Task prompt. Below are records with pictures in them; print them exactly, omitting the pictures.

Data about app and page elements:
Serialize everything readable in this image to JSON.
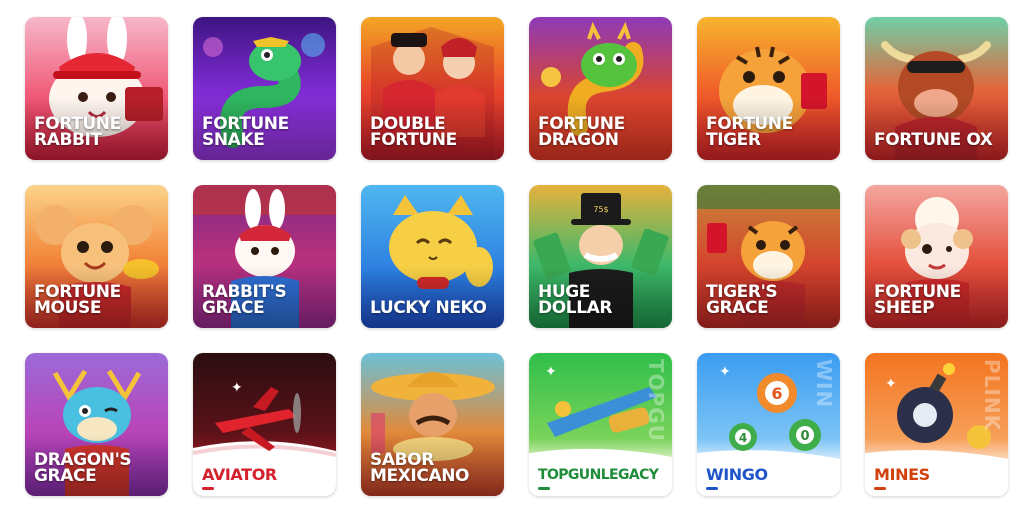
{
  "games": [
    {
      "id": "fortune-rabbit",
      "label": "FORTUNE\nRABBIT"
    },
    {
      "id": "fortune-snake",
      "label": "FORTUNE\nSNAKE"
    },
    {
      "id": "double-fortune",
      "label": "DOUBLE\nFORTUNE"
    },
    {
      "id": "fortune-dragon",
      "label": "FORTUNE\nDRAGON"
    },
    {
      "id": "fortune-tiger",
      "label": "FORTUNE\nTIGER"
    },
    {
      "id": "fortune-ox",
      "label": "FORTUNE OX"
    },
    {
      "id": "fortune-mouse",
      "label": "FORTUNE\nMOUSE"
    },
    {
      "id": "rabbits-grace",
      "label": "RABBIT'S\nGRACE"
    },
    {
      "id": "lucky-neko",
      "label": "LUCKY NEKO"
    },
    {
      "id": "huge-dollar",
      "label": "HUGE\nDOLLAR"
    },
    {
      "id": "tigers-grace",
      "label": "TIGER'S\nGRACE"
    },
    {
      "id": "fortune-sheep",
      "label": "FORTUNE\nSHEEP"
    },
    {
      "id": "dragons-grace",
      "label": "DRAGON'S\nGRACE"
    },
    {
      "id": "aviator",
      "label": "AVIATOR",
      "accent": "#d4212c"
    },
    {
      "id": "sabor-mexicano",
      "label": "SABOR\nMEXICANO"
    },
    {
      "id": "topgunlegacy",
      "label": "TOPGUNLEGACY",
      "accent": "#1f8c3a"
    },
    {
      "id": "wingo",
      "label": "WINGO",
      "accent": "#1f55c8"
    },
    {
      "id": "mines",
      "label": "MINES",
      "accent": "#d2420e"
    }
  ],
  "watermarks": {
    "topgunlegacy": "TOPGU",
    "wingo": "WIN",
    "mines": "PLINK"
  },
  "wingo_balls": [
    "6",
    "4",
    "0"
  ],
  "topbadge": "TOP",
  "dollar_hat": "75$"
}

Task answer.
Serialize everything readable in this image to JSON.
{
  "games": [
    {
      "id": "fortune-rabbit",
      "label": "FORTUNE\nRABBIT"
    },
    {
      "id": "fortune-snake",
      "label": "FORTUNE\nSNAKE"
    },
    {
      "id": "double-fortune",
      "label": "DOUBLE\nFORTUNE"
    },
    {
      "id": "fortune-dragon",
      "label": "FORTUNE\nDRAGON"
    },
    {
      "id": "fortune-tiger",
      "label": "FORTUNE\nTIGER"
    },
    {
      "id": "fortune-ox",
      "label": "FORTUNE OX"
    },
    {
      "id": "fortune-mouse",
      "label": "FORTUNE\nMOUSE"
    },
    {
      "id": "rabbits-grace",
      "label": "RABBIT'S\nGRACE"
    },
    {
      "id": "lucky-neko",
      "label": "LUCKY NEKO"
    },
    {
      "id": "huge-dollar",
      "label": "HUGE\nDOLLAR"
    },
    {
      "id": "tigers-grace",
      "label": "TIGER'S\nGRACE"
    },
    {
      "id": "fortune-sheep",
      "label": "FORTUNE\nSHEEP"
    },
    {
      "id": "dragons-grace",
      "label": "DRAGON'S\nGRACE"
    },
    {
      "id": "aviator",
      "label": "AVIATOR",
      "accent": "#d4212c"
    },
    {
      "id": "sabor-mexicano",
      "label": "SABOR\nMEXICANO"
    },
    {
      "id": "topgunlegacy",
      "label": "TOPGUNLEGACY",
      "accent": "#1f8c3a"
    },
    {
      "id": "wingo",
      "label": "WINGO",
      "accent": "#1f55c8"
    },
    {
      "id": "mines",
      "label": "MINES",
      "accent": "#d2420e"
    }
  ],
  "watermarks": {
    "topgunlegacy": "TOPGU",
    "wingo": "WIN",
    "mines": "PLINK"
  },
  "wingo_balls": [
    "6",
    "4",
    "0"
  ],
  "topbadge": "TOP",
  "dollar_hat": "75$"
}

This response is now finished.